_SOURCE DATA_
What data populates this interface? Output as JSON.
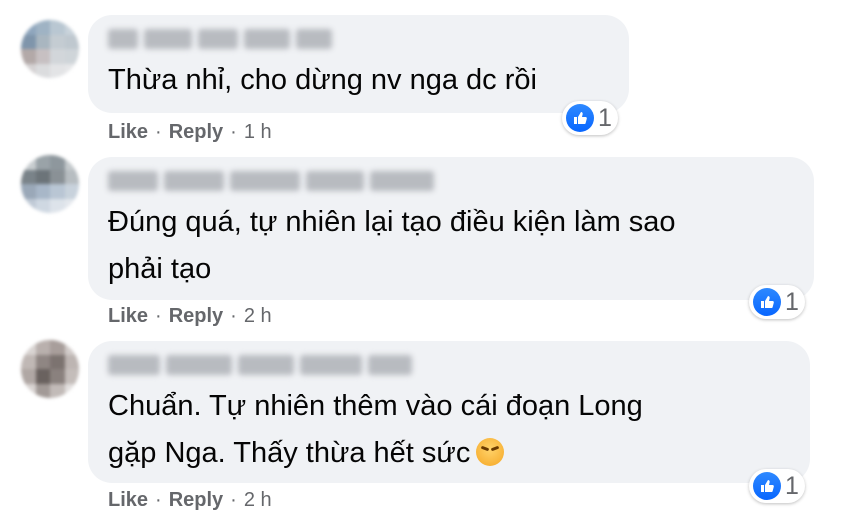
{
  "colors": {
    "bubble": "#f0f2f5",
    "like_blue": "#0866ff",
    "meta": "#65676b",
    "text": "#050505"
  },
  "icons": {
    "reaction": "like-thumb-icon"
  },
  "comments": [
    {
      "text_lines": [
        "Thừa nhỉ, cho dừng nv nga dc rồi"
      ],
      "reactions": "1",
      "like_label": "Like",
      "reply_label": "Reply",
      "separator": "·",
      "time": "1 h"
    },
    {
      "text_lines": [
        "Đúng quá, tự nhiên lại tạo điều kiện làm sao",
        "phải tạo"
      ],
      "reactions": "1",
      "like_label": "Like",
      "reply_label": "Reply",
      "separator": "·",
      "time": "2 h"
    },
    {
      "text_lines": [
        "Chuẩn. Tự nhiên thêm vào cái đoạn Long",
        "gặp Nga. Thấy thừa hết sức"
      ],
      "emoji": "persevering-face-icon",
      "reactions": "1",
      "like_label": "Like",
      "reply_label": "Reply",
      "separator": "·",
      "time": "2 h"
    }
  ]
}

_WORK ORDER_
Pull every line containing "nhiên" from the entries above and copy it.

_EXERCISE OUTPUT_
        "Đúng quá, tự nhiên lại tạo điều kiện làm sao",
        "Chuẩn. Tự nhiên thêm vào cái đoạn Long",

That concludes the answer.